People who faint need to think carefully about what and how much they drink. Think of your body as a water tank with a minimum level needed to feed to brain with blood and oxygen to keep alert and conscious. If the water tank level drops below this minimum level you are “dehydrated”. For people who faint, it is crucially important to keep this tank as full as possible so that even if the level drops (pools due to gravity) into your lower limbs, which can act as large collecting vessels in your legs, there is still enough supply to the brain.

Keeping your tank well filled, or hydrated, means that you need to:

  • Drink at least 2L of water or other non-caffeinated drinks a day (avoiding coffee, tea, or energy drinks)
  • Maintain clear or light yellow urine – it’s a sign that you are drinking adequately.
  • If you suffer with low blood pressure and have no other medical conditions apart from vasovagal syncope, have a little more salt in your diet.
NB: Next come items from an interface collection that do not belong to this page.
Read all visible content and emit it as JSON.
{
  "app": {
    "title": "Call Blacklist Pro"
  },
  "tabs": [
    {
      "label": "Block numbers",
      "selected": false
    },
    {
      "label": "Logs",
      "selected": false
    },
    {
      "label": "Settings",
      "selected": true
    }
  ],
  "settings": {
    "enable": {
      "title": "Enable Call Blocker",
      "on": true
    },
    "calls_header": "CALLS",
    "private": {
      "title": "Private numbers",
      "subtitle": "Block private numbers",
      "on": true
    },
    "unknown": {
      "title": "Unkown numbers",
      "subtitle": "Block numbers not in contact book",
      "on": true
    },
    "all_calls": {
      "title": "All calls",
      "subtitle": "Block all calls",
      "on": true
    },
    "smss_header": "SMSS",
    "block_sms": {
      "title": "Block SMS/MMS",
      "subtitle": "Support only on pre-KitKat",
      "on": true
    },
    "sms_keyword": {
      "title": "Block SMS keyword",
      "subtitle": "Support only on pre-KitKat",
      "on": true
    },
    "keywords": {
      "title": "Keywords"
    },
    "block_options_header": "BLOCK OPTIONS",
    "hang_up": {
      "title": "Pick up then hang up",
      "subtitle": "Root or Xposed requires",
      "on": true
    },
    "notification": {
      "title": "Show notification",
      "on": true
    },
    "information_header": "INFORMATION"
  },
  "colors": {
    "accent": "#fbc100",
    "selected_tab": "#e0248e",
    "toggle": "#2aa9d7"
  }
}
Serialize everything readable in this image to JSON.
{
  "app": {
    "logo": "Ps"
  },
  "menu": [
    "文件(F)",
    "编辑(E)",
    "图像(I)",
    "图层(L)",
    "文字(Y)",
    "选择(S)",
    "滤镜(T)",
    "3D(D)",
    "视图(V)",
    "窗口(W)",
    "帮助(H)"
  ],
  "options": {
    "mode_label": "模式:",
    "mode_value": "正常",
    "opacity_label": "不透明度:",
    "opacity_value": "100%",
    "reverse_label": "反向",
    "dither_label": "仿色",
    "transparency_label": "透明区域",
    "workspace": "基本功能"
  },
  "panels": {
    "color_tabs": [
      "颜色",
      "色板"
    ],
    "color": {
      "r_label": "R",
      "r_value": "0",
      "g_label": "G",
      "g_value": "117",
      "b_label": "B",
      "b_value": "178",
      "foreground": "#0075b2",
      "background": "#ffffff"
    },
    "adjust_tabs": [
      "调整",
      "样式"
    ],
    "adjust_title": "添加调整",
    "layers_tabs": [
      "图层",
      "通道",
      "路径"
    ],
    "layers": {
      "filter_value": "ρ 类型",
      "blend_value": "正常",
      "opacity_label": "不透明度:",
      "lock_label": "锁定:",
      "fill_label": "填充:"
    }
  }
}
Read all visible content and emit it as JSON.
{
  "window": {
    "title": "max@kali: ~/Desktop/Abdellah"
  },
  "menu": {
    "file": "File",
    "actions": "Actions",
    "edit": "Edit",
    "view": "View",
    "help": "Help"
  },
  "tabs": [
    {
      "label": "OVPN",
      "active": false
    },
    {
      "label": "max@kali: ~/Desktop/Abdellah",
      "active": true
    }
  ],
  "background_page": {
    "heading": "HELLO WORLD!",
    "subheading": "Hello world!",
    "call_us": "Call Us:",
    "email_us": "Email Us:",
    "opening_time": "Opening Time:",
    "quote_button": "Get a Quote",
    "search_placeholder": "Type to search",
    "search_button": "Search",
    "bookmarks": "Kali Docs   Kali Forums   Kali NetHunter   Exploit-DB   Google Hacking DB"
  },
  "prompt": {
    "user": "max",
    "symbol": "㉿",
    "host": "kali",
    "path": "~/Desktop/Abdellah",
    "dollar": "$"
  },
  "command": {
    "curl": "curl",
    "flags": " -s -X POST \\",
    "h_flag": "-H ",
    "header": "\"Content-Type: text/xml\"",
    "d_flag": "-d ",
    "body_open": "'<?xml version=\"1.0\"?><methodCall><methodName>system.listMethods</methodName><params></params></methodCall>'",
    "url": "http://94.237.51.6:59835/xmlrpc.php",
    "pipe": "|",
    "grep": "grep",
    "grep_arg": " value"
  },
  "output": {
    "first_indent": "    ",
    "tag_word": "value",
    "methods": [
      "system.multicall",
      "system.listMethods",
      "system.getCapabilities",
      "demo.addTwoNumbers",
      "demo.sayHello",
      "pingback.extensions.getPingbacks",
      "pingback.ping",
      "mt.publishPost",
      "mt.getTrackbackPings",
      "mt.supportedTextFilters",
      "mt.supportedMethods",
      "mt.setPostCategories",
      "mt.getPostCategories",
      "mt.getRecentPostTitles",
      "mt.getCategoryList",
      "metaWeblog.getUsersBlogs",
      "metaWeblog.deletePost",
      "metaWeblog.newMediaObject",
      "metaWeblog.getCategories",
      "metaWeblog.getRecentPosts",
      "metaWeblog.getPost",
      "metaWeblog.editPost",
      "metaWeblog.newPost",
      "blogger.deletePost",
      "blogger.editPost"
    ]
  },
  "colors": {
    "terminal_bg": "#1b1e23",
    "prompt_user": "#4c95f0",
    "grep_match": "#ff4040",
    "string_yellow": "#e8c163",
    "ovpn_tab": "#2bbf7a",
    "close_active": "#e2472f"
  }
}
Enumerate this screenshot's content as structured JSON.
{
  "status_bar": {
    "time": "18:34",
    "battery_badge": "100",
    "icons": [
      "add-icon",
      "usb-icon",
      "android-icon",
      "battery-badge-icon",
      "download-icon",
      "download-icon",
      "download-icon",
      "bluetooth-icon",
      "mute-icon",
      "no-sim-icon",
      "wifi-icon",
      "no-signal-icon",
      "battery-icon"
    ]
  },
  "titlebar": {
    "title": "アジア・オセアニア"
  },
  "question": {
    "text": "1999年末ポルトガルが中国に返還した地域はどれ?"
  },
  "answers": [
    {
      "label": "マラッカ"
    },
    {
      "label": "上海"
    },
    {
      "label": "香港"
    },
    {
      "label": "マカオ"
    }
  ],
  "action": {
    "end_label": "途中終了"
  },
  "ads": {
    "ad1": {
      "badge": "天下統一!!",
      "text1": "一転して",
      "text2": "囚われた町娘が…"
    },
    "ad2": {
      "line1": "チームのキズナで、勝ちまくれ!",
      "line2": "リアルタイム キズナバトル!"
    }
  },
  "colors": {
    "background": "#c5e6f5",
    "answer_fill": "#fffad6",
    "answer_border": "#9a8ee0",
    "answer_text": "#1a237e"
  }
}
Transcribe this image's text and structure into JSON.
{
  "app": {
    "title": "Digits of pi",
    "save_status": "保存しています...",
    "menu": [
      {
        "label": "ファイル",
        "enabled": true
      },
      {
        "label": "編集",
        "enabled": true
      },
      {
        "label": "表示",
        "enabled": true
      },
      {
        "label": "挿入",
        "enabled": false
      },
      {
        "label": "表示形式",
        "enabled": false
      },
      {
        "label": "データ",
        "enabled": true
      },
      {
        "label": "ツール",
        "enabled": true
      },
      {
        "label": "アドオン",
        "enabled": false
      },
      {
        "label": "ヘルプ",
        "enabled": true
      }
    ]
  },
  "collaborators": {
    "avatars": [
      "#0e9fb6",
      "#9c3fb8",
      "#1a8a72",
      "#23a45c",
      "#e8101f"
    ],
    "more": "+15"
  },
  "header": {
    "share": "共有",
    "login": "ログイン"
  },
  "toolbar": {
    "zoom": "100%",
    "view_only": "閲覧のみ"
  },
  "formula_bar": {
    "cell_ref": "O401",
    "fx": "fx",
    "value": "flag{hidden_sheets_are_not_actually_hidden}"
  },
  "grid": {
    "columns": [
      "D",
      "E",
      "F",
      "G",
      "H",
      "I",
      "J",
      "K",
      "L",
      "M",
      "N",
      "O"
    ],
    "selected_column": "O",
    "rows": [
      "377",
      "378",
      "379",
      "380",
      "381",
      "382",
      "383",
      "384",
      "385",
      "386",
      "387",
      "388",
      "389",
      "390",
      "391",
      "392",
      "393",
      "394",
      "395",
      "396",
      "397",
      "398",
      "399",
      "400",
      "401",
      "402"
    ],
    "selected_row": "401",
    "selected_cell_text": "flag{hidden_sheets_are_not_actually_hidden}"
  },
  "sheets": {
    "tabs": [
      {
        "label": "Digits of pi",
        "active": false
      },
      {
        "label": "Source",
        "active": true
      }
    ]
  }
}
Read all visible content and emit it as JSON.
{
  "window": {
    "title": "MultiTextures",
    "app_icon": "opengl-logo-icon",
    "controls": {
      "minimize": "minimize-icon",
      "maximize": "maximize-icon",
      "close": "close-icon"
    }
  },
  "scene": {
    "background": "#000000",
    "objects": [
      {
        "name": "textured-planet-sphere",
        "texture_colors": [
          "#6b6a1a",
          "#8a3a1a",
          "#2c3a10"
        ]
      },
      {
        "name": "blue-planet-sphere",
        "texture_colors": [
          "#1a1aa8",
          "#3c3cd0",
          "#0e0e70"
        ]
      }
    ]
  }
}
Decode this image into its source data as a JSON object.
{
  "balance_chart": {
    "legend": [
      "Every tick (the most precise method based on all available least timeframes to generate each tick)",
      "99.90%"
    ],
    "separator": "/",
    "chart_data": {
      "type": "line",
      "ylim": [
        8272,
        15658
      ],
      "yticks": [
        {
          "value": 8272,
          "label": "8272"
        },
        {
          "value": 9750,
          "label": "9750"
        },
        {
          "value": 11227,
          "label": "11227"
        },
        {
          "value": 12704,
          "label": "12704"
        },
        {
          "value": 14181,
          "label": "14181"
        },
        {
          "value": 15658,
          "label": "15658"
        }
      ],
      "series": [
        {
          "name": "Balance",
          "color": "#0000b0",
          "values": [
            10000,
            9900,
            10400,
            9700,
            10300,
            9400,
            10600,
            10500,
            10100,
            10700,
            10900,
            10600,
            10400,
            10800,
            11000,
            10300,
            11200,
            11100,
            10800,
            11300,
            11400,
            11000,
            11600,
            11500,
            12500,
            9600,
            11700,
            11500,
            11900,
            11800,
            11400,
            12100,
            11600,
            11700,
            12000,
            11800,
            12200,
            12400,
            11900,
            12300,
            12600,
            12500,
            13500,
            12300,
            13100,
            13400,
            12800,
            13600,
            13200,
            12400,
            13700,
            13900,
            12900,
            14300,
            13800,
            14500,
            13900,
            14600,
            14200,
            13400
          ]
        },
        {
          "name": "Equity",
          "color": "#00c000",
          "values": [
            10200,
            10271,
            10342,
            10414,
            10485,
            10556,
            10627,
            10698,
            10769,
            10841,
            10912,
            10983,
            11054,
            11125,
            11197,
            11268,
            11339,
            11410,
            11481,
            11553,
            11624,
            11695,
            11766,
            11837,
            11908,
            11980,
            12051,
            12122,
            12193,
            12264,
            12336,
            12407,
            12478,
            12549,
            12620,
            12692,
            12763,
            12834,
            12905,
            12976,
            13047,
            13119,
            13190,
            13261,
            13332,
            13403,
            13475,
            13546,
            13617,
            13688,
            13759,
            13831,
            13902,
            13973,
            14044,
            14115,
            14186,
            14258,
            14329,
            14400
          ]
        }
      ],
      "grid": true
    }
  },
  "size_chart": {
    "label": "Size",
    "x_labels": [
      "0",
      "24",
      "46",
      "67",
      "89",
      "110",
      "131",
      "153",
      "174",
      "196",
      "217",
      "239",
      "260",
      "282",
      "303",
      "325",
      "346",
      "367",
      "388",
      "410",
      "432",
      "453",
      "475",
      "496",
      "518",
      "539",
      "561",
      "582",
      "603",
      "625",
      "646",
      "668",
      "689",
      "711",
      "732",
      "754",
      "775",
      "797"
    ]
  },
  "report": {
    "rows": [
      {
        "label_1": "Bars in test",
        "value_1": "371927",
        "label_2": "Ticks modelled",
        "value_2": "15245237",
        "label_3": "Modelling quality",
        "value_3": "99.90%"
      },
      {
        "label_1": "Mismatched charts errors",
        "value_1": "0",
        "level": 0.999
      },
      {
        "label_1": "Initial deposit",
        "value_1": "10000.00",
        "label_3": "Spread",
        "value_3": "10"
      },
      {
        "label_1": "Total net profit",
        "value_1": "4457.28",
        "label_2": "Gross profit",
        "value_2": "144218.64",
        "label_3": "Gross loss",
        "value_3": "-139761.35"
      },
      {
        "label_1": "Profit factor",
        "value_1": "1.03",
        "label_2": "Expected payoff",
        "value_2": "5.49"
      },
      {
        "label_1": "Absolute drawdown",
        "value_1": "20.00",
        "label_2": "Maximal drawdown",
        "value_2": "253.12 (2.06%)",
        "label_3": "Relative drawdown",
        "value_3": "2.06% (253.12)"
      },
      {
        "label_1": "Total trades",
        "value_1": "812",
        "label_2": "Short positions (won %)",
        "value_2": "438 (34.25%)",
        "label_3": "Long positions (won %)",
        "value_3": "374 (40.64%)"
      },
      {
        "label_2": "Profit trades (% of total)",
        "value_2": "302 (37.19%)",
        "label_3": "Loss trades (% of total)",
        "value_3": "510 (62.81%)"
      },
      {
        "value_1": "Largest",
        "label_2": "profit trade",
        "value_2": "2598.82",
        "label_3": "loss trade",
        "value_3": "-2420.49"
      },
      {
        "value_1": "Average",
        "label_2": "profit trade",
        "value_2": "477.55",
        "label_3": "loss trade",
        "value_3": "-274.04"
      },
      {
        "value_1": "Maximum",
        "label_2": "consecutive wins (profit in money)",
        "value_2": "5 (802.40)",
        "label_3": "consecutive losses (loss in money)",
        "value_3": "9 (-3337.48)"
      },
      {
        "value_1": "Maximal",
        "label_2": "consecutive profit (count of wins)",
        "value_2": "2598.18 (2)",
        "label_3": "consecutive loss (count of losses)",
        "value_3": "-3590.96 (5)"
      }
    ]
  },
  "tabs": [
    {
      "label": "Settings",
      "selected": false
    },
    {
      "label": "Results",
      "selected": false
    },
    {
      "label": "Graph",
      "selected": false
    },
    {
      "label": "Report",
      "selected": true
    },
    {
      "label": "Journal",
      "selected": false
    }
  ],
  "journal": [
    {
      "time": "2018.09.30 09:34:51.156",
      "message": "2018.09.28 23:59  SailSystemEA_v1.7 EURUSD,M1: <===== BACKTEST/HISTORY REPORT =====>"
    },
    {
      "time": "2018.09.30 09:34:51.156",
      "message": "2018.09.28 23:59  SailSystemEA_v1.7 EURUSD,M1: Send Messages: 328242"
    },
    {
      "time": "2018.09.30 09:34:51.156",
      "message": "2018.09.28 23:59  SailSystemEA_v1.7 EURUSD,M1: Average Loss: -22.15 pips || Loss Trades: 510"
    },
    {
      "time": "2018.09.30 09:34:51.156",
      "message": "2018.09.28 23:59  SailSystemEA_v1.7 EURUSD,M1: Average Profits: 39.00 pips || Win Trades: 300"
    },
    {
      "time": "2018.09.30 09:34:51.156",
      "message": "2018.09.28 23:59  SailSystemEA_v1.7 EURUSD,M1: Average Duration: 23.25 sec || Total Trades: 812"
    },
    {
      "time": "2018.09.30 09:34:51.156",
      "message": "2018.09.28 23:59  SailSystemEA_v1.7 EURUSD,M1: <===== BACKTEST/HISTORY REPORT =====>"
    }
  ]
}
This allows the water to stay in the body, and forces you to drink as you normally feel thirsty after taking salt.

Written By Dr Boon Lim

Written by Dr Iqbal Malik, Consultant Cardiologist

The SGLT-2 Inhibitors have been around for a few years (Empagliflozin, Canagliflozin, Dapaglif lozin). The data on cardiovascular benefits are increasing, but as with all powerful drugs, they cant be used in all patients. They are useful in a type 2 Diabetic, with good renal function (eGFR>45 ml/min/kg), but evidence of cardiovascular disease, heart failure, and some albuminuria. Your cardiologist will need to carefully consider if it is worth while in your particular case. Caution is needed as they can cause low blood sugar, ketoacidosis (especially in Type 1 diabetics), dehydration, and genital infections.

How do they work? They block the reabsorption of sugar in the kidney – you pass more sugar and water out.

Written by Dr Iqbal Malik